Setting your sights on greatness matters to your team, your customers and your bottom line. Perfection is elusive. Greatness is inspiring. Don’t settle.

I have to admit, this is one I’ve struggled with over the years.  My drive to always do better would often end up as a pursuit of perfection. I learned the hard way that this approach is costly – in more ways than one.

Perfection…lessons learned the hard way:

  • Team’s suffer when they believe goals are out of reach.  Team members lose confidence and momentum as they come to believe their efforts will never be “good enough.”
  • Chasing perfection limits the ability to deliver on key initiatives.  It simply requires too many resources to even approach perfection. In the end, organizations achieve success with fewer initiatives due to the extra time and resources spent chasing perfection.
  • It’s sometimes hard to know where to draw the line in the sand.  Leaders often find themselves rallying the team to push beyond (real and perceived) obstacles.  The challenge is to not lose sight of appropriate success criteria while leading the organization to break through barriers.
  • Sometimes the best thing a leader can do is to hold back.  When hearing from teams about completed initiatives, my mind often moves quickly to what should happen next. While this can be valuable in mapping out future plans and priorities, I have learned it can also be disheartening to team members who feel unappreciated for accomplishing the task at hand.  I now capture my ideas for discussion with team members at a time that won’t take away from celebrating the success at hand.

Greatness…why I’m all in:

  • Team members want to be a part of something special.  I’ve seen a dramatic increase in focus, determination and momentum when teams feel they are working to achieve something special.  The possibility of achieving greatness energizes teams in a way that helps them push through challenges that might have otherwise stopped them in their tracks.

Jon Gordon addressed this aspect of greatness in his article, “A Culture of Greatness” – “When you create a culture of greatness you create a collective mindset in your organization that expects great things to happen—even during challenging times.” 

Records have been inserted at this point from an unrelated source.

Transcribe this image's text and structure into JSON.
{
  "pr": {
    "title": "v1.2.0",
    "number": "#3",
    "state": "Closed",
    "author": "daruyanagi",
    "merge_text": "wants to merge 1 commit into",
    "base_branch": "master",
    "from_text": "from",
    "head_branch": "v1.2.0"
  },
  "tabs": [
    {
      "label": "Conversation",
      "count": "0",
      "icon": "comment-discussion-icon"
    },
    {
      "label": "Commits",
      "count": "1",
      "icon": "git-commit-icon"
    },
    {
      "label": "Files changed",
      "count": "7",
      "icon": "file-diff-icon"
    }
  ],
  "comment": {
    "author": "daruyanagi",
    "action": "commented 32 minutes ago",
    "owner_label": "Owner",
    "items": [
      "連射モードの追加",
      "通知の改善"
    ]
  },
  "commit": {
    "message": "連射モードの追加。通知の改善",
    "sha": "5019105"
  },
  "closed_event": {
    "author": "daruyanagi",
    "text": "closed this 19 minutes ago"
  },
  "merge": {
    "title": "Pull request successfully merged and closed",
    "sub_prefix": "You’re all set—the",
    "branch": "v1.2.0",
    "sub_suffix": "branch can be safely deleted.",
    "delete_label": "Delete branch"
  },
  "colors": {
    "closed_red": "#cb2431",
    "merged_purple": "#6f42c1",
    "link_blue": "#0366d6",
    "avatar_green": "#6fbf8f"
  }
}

  • Customers stick with companies they believe in. We all enjoy being part of something special.  This is especially true for customers who are counting on us to not only deliver what we promise but to help them compete more effectively in their own marketplace.  Customers who know they can count on you to rise above the rest are much more likely to stick with you for the long haul.
  • Good is simply not good enough.  Markets are full of “good” products, solutions, services and providers.  Companies who push past “good” to deliver greatness set themselves a part from the crowd.  This sets the stage for higher customer and employee retention, helps justify premium pricing, helps to attract talent to the team and gives the sales and marketing team an advantage in their efforts to attract new customers.

Want to learn more about achieving greatness?  Check out this list of “26 Qualities That Will Lead You to Greatness” by Lolly Daskal – President and CEO, Lead From Within 


I would love to hear your stories about chasing perfection and achieving greatness.  Let’s start a conversation #GreatnessMatters